Playing sports involves quick repetitive movements, constricting footwear, and/or increased exposure to injury or trauma. During the fall season of sports, there is an increase in ankle injuries among young athletes. Playing football, soccer, and volleyball can lead to sprains, broken bones, and many other problems.
Injuries to the foot and ankle can occur from running, jumping, side-to-side cutting, sliding, tackling, and from striking the ball or another player with the foot. Athletes should be aware of the following risks:
- Inversion ankle sprains can damage the ankle ligaments and can also be associated with tendon injuries and fractures.
- Ankle fractures, toe fractures, and turf toe can sideline athletes and sometimes require surgery.
- Contusions and bone bruises may also result from high impact, such as in tackling.
- Overuse and excessive training can lead to heel pain (Plantar Fasciitis), Achilles Tendonitis, and stress fractures.
If your children are playing sports this fall, here are six tips that could protect them from serious ankle injuries:
- Get ankle injuries treated right away. Having an ankle injury examined by a Podiatrist is very important to determine the nature and extent of the injuries. The sooner treatment starts, the sooner your child can get back in the game. Early intervention can also reduce the risk of long-term problems like instability or arthritis.
- Have a medical check-up before the season starts to evaluate old injuries. This can reveal whether your child’s previously injured ankle might be vulnerable to sprains and could possibly benefit from wearing a supportive ankle brace during competition.
- Wear the right shoes for the right sport. Different sports require different shoes. Players should always wear the shoes designed specifically for that sport.
- Start the season with new shoes. Old shoes can be worn out and uneven on the bottom. This can cause the ankle to tilt because the foot cannot lie flat. New supportive shoes will offer more protection against injuries .
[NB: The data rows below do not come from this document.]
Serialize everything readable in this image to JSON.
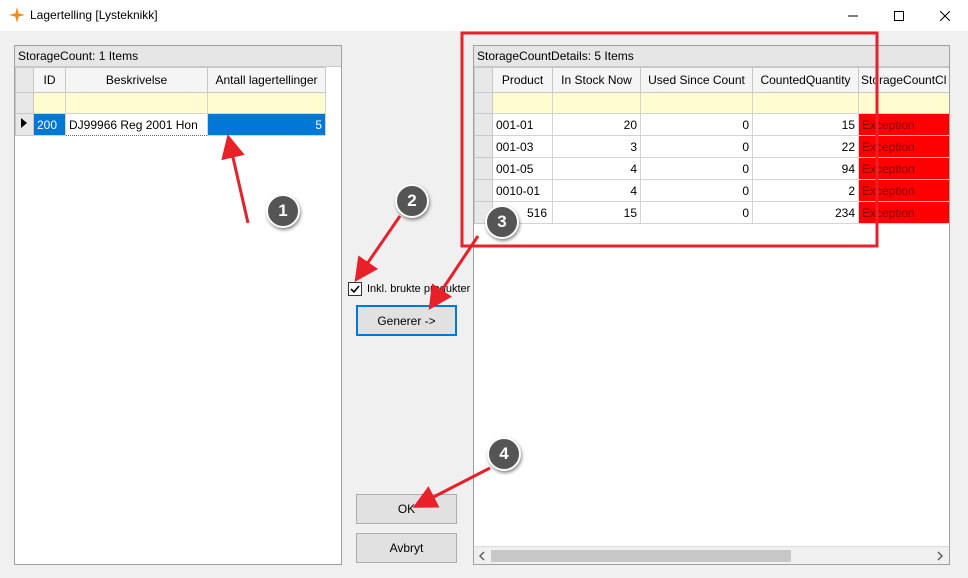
{
  "window": {
    "title": "Lagertelling [Lysteknikk]",
    "icon": "orange-star-icon",
    "controls": [
      "minimize",
      "maximize",
      "close"
    ]
  },
  "left_grid": {
    "header": "StorageCount: 1 Items",
    "columns": [
      "ID",
      "Beskrivelse",
      "Antall lagertellinger"
    ],
    "rows": [
      {
        "id": "200",
        "description": "DJ99966 Reg 2001 Hon",
        "count": "5"
      }
    ]
  },
  "middle": {
    "checkbox_label": "Inkl. brukte produkter",
    "checkbox_checked": true,
    "generate_button": "Generer ->",
    "ok_button": "OK",
    "cancel_button": "Avbryt"
  },
  "right_grid": {
    "header": "StorageCountDetails: 5 Items",
    "columns": [
      "Product",
      "In Stock Now",
      "Used Since Count",
      "CountedQuantity",
      "StorageCountCl"
    ],
    "rows": [
      {
        "product": "001-01",
        "in_stock": "20",
        "used": "0",
        "counted": "15",
        "status": "Exception"
      },
      {
        "product": "001-03",
        "in_stock": "3",
        "used": "0",
        "counted": "22",
        "status": "Exception"
      },
      {
        "product": "001-05",
        "in_stock": "4",
        "used": "0",
        "counted": "94",
        "status": "Exception"
      },
      {
        "product": "0010-01",
        "in_stock": "4",
        "used": "0",
        "counted": "2",
        "status": "Exception"
      },
      {
        "product": "516",
        "in_stock": "15",
        "used": "0",
        "counted": "234",
        "status": "Exception"
      }
    ]
  },
  "annotations": [
    "1",
    "2",
    "3",
    "4"
  ],
  "colors": {
    "selection": "#0078d7",
    "filter_row": "#fffdd0",
    "exception": "#ff0000",
    "annotation_arrow": "#e8202a",
    "annotation_badge": "#555555",
    "highlight_box": "#e8202a"
  }
}
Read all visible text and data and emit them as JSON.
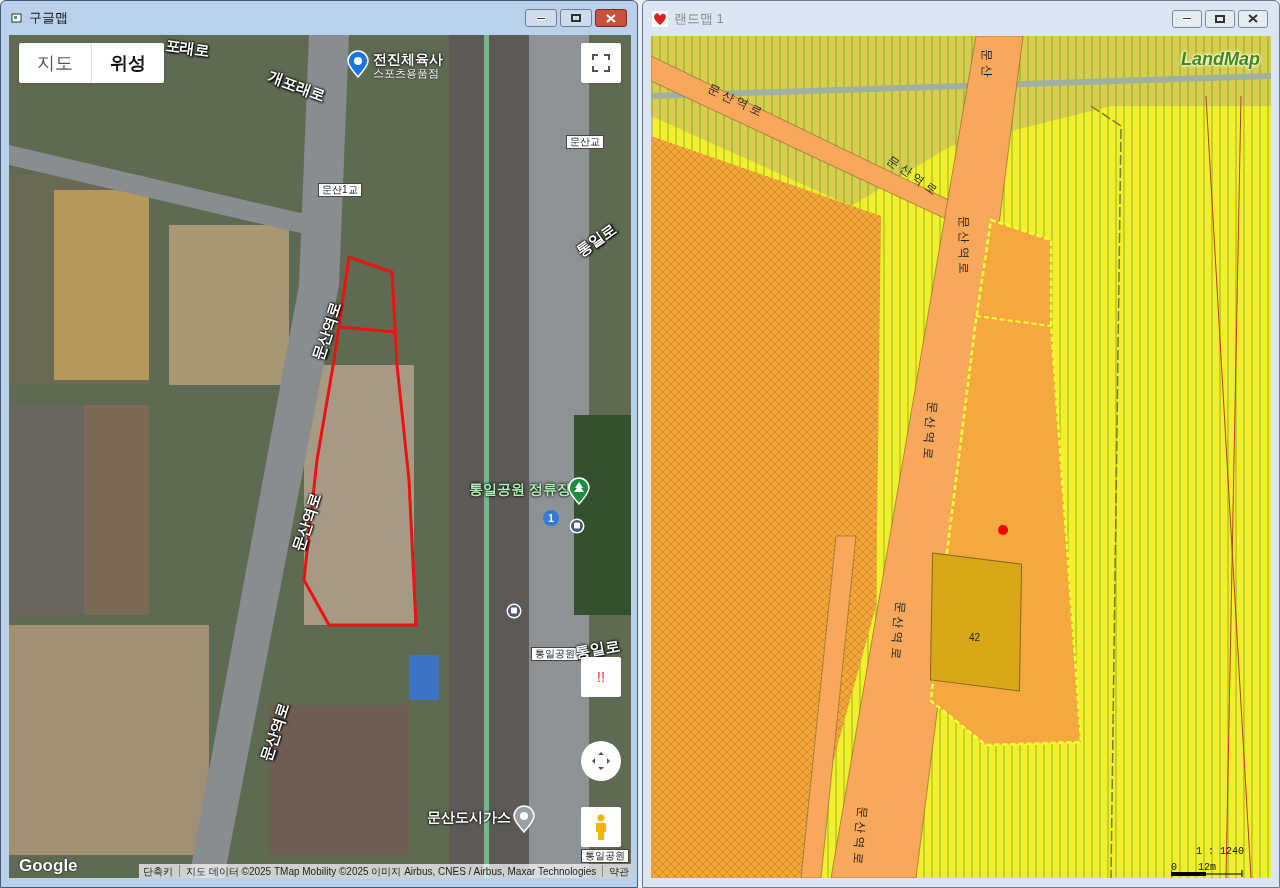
{
  "google_window": {
    "title": "구글맵",
    "active": true,
    "map_type_buttons": [
      {
        "label": "지도",
        "selected": false
      },
      {
        "label": "위성",
        "selected": true
      }
    ],
    "labels": [
      {
        "kind": "road",
        "text": "포래로"
      },
      {
        "kind": "road",
        "text": "개포래로"
      },
      {
        "kind": "place",
        "text": "문산교"
      },
      {
        "kind": "place",
        "text": "문산1교"
      },
      {
        "kind": "road",
        "text": "통일로"
      },
      {
        "kind": "road",
        "text": "문산역로"
      },
      {
        "kind": "road",
        "text": "문산역로"
      },
      {
        "kind": "road",
        "text": "문산역로"
      },
      {
        "kind": "place",
        "text": "통일공원"
      },
      {
        "kind": "road",
        "text": "통일로"
      },
      {
        "kind": "place",
        "text": "통일공원"
      }
    ],
    "pois": [
      {
        "kind": "shop",
        "name": "전진체육사",
        "sub": "스포츠용품점"
      },
      {
        "kind": "park",
        "name": "통일공원 정류장"
      },
      {
        "kind": "place",
        "name": "문산도시가스"
      }
    ],
    "route_badge": "1",
    "alert_button": "!!",
    "logo": "Google",
    "attribution": [
      "단축키",
      "지도 데이터 ©2025 TMap Mobility ©2025 이미지 Airbus, CNES / Airbus, Maxar Technologies",
      "약관"
    ]
  },
  "landmap_window": {
    "title": "랜드맵 1",
    "active": false,
    "logo": "LandMap",
    "labels": [
      "문 산",
      "문 산 역 로",
      "문 산 역 로",
      "문 산 역 로",
      "문 산 역 로",
      "문 산 역 로",
      "문 산 역 로"
    ],
    "parcel_number": "42",
    "scale": {
      "ratio": "1 : 1240",
      "zero": "0",
      "distance": "12m"
    }
  }
}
- Check playing fields for dips, divots, and holes. Most sports-related ankle sprains are caused by jumping and running on uneven surfaces. Walking the field before the games and alerting the officials to any problems can catch spots that might cause injuries.
- Encourage stretching and warm-up exercises. Calf stretches and light jogging before competition helps warm up ligaments and blood vessels, reducing the risk for ankle injuries.
Little things can make a big difference when it comes to preventing sports injuries. By following these tips, you can help your athlete stay in the game all season long! If you have any foot or ankle issues you are concerned about, contact Idaho Foot and Ankle Center. We want to help you get back on your feet for all the activities you love!
Some content provided by The ACFAS.